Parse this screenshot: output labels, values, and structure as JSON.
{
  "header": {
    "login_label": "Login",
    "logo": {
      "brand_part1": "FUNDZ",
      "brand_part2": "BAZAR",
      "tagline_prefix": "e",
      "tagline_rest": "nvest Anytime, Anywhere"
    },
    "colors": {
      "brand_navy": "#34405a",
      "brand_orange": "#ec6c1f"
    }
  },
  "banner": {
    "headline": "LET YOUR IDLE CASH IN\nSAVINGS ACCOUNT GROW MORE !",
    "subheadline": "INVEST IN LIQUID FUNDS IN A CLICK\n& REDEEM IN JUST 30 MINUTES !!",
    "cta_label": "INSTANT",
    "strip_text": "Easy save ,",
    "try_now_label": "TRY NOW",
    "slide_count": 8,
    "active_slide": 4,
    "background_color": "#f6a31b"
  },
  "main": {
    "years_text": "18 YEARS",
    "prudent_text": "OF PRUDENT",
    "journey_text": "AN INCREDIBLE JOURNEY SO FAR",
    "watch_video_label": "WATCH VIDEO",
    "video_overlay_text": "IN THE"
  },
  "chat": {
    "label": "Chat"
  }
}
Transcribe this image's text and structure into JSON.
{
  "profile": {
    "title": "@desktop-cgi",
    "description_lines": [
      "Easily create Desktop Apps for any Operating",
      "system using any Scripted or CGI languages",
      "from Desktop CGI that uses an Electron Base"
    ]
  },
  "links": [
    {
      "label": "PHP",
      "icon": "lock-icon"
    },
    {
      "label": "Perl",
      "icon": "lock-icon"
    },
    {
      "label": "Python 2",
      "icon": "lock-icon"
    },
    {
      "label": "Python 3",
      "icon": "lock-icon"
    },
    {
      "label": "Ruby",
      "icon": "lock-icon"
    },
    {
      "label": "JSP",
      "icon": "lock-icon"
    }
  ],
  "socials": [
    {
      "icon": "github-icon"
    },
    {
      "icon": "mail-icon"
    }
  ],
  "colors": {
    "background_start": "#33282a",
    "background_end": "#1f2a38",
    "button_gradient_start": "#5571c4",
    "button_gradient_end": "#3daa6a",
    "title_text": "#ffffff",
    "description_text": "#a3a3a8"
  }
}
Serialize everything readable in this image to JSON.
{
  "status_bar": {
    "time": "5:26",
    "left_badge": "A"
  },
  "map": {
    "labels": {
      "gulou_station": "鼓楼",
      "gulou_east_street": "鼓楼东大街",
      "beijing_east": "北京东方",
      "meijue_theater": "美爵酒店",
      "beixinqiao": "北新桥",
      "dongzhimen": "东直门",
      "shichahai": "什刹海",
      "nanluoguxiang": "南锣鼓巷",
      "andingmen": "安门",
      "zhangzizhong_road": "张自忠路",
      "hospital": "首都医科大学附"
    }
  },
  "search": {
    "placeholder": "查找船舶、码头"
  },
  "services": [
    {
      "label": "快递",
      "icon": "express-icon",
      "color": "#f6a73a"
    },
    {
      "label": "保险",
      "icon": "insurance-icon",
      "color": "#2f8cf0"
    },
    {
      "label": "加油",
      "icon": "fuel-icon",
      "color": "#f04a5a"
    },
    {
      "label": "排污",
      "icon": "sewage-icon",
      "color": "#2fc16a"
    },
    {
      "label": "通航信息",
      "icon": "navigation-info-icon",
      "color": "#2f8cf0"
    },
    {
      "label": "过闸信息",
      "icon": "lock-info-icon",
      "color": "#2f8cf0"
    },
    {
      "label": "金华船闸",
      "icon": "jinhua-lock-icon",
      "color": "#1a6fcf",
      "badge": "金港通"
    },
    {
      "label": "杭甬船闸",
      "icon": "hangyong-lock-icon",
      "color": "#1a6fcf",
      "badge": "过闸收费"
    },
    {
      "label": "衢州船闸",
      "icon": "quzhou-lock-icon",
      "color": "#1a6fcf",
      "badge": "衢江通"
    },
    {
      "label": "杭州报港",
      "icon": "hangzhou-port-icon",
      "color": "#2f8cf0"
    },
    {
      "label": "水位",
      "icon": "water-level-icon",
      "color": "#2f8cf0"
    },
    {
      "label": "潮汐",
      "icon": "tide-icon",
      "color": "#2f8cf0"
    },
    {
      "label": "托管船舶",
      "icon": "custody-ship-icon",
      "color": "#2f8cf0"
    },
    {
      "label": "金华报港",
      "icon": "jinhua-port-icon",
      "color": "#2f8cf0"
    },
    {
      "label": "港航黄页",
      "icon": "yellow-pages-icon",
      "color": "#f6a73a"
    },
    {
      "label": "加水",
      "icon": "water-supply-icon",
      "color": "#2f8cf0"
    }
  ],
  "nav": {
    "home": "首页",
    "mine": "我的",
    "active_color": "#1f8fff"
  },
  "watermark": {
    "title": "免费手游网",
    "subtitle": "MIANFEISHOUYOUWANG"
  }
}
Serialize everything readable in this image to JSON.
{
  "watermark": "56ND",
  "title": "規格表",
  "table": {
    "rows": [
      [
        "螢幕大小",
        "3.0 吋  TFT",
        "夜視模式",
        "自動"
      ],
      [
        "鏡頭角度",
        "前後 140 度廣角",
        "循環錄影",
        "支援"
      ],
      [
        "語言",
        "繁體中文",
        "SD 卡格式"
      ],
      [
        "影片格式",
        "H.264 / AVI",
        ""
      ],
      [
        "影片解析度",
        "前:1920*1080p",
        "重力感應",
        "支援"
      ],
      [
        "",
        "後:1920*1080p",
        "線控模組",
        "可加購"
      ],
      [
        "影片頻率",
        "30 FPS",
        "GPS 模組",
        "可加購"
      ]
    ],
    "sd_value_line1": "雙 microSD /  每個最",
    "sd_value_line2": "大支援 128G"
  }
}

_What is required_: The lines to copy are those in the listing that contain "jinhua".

_Final answer_:
      "icon": "jinhua-lock-icon",
      "icon": "jinhua-port-icon",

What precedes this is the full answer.